What this task involves: Copy out each line of the material below that holds the string "Threatens".
☆ ☆ ☆ ☆ ☆
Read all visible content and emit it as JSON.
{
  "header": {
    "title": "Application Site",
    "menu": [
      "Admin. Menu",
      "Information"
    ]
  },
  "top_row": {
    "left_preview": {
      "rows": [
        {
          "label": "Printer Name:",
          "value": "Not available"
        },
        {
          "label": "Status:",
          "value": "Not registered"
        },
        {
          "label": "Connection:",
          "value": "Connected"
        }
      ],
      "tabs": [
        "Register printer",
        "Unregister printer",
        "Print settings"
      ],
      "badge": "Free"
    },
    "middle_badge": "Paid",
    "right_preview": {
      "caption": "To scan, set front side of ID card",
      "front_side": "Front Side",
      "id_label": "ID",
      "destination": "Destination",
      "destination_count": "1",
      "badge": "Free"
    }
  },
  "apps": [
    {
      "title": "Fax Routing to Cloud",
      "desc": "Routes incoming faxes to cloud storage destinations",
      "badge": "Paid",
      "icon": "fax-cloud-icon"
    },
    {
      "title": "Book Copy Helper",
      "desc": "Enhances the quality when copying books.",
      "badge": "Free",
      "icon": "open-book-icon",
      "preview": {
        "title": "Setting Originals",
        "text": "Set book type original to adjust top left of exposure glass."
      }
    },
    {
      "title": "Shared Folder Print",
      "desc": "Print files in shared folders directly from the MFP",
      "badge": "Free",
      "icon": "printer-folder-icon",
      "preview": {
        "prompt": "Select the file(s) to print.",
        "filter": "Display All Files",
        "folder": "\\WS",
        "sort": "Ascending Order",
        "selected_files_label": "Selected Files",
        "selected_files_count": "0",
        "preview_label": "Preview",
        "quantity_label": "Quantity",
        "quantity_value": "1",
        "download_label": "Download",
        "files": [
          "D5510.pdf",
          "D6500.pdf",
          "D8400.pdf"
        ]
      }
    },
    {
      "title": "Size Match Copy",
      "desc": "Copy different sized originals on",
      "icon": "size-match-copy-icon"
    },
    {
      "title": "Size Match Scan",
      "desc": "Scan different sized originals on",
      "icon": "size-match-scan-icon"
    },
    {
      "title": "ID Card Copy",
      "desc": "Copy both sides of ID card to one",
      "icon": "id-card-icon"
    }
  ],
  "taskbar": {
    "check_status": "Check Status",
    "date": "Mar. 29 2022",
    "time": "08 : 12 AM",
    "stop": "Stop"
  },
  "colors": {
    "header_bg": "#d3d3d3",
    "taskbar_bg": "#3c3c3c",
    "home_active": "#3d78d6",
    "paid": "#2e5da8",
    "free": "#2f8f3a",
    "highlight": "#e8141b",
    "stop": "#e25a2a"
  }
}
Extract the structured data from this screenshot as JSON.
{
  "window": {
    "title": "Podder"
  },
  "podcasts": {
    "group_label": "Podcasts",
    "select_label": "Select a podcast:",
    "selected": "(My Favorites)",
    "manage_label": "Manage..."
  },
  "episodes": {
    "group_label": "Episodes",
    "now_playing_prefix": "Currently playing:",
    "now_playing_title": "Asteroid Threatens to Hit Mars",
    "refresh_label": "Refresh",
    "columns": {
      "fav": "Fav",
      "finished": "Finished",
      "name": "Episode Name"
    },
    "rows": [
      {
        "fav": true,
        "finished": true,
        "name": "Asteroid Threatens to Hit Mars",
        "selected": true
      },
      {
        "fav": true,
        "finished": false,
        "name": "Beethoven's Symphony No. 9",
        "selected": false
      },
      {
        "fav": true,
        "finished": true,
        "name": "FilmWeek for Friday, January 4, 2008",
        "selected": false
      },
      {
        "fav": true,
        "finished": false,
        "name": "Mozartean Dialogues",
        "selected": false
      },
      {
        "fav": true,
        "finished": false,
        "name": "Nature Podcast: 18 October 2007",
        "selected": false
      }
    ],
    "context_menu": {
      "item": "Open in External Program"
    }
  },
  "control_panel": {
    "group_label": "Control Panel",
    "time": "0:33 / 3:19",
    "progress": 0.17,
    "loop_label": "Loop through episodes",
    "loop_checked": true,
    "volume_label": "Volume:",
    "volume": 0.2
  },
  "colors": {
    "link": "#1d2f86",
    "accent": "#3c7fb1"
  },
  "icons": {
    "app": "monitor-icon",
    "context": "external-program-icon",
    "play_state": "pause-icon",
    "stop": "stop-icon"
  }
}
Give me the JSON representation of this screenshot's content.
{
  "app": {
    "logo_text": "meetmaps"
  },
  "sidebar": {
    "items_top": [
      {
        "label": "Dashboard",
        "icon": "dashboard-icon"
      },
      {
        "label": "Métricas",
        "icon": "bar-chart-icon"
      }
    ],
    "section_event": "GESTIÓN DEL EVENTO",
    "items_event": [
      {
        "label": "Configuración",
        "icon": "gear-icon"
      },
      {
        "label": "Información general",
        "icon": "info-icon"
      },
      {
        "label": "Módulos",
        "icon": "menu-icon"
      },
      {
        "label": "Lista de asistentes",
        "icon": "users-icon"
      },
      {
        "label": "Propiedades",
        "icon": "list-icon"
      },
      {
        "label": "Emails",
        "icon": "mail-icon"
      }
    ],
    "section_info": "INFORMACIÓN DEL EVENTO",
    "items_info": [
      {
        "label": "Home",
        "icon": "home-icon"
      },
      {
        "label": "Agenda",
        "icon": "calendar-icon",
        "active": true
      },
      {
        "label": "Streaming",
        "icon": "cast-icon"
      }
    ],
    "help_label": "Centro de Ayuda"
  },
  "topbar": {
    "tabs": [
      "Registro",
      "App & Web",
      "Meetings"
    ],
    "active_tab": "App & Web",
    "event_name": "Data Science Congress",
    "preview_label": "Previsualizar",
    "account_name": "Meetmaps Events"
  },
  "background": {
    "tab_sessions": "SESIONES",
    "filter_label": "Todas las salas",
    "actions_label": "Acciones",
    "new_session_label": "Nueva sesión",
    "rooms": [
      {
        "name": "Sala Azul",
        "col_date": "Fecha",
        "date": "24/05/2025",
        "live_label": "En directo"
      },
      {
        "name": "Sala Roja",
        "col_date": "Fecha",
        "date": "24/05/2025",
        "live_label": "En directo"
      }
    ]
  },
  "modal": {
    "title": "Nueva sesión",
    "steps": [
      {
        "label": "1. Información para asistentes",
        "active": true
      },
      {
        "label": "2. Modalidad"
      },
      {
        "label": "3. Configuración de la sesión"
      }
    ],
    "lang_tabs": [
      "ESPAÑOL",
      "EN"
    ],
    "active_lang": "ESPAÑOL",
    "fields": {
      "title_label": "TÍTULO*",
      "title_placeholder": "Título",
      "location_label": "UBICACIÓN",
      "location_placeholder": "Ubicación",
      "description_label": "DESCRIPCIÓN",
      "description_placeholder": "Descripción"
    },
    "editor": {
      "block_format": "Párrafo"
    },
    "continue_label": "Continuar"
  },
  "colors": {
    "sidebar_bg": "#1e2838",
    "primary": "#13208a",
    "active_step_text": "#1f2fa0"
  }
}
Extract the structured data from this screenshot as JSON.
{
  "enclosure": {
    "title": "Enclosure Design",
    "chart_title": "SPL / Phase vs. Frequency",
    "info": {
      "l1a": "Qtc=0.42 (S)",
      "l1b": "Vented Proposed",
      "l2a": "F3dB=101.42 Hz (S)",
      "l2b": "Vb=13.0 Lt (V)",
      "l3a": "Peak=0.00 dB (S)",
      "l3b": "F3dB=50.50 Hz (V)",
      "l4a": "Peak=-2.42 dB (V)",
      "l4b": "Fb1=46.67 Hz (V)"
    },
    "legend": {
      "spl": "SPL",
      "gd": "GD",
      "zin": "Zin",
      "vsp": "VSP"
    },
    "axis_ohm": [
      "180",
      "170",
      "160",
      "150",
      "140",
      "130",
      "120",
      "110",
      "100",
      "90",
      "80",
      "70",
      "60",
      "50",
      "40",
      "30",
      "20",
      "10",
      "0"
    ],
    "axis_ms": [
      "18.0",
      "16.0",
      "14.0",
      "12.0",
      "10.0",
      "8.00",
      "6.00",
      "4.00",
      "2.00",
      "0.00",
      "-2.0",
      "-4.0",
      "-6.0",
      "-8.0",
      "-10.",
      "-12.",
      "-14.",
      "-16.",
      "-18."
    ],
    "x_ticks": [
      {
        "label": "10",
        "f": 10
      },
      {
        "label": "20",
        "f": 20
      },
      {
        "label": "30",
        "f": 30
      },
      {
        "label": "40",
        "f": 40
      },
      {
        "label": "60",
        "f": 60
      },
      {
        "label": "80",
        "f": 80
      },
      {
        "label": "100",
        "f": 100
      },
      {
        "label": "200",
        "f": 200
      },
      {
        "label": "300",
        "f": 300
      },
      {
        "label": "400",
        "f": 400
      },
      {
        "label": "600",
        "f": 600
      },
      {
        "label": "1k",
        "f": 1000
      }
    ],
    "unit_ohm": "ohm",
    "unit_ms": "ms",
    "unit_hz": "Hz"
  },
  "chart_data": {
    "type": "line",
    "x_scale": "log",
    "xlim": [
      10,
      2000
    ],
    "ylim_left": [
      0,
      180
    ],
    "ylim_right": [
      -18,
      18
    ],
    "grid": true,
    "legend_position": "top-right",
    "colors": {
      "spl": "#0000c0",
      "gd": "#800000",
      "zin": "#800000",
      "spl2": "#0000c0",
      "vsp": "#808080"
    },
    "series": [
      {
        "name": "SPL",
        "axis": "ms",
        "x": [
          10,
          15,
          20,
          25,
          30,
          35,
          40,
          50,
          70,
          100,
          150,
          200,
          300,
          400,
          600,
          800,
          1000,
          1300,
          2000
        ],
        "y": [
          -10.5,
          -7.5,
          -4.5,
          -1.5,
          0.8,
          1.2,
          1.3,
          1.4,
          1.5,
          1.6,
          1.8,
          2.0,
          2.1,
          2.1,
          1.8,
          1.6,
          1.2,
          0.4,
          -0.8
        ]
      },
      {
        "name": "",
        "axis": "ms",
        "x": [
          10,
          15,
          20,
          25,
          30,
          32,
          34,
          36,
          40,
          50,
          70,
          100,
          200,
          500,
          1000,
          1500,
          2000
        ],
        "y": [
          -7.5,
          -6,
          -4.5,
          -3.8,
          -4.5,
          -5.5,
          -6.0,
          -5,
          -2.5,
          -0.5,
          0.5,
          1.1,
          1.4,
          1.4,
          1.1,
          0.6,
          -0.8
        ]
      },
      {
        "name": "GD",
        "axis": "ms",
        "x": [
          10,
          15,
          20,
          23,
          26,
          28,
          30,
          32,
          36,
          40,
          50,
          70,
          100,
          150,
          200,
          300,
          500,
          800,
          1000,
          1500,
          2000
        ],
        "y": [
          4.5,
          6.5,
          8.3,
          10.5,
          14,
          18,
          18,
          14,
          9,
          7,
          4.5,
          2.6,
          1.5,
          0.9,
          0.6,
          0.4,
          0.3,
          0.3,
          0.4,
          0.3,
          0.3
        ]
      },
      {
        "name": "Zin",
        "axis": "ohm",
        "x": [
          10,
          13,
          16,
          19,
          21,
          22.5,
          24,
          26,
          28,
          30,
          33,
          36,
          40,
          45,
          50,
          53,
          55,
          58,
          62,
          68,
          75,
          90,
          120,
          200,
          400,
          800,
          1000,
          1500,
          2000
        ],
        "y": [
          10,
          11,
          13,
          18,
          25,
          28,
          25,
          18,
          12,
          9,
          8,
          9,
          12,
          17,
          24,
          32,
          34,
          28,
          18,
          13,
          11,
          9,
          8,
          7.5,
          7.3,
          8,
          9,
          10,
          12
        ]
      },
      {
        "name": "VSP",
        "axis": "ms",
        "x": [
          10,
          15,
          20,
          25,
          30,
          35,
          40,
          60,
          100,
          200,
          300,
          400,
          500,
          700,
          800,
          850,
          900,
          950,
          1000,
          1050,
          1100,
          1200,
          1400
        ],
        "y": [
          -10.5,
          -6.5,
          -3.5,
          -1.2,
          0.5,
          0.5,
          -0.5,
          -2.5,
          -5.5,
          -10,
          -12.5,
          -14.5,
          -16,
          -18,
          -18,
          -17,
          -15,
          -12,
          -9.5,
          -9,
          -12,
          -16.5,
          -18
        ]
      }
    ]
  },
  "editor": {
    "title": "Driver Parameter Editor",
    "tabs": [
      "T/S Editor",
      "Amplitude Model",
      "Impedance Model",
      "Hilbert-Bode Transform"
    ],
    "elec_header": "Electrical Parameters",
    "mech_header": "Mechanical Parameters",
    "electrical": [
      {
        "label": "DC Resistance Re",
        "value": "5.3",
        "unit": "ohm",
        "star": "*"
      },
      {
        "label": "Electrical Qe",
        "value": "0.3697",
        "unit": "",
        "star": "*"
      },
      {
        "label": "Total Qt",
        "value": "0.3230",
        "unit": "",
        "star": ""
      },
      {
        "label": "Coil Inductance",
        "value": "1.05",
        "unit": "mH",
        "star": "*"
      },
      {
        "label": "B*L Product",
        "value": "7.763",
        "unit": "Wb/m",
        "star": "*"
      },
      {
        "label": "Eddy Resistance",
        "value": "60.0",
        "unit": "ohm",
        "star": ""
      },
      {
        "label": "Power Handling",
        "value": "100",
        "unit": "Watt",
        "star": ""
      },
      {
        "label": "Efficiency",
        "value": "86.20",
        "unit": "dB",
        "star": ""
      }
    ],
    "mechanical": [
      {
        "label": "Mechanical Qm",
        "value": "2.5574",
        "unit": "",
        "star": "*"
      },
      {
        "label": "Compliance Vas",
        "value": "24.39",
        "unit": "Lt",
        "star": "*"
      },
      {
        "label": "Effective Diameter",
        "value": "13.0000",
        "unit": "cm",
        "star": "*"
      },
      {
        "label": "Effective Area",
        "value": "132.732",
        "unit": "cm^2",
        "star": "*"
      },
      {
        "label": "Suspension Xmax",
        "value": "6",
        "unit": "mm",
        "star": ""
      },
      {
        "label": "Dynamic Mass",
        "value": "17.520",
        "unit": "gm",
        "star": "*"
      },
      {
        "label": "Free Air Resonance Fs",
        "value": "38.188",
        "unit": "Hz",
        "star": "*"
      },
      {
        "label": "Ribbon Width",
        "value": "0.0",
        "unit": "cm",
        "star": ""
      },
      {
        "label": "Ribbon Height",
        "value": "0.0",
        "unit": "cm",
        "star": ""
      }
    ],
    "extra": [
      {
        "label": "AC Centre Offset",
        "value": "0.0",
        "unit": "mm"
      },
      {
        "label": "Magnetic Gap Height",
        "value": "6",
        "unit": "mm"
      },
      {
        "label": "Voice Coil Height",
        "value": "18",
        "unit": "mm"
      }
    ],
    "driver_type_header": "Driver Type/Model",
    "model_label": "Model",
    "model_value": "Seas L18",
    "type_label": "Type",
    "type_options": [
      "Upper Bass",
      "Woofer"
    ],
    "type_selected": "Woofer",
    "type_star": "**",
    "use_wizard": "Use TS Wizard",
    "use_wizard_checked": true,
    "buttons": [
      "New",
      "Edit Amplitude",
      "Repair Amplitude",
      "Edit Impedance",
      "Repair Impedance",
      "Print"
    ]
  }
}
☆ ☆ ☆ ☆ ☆
Solution to this problem:
    "now_playing_title": "Asteroid Threatens to Hit Mars",
        "name": "Asteroid Threatens to Hit Mars",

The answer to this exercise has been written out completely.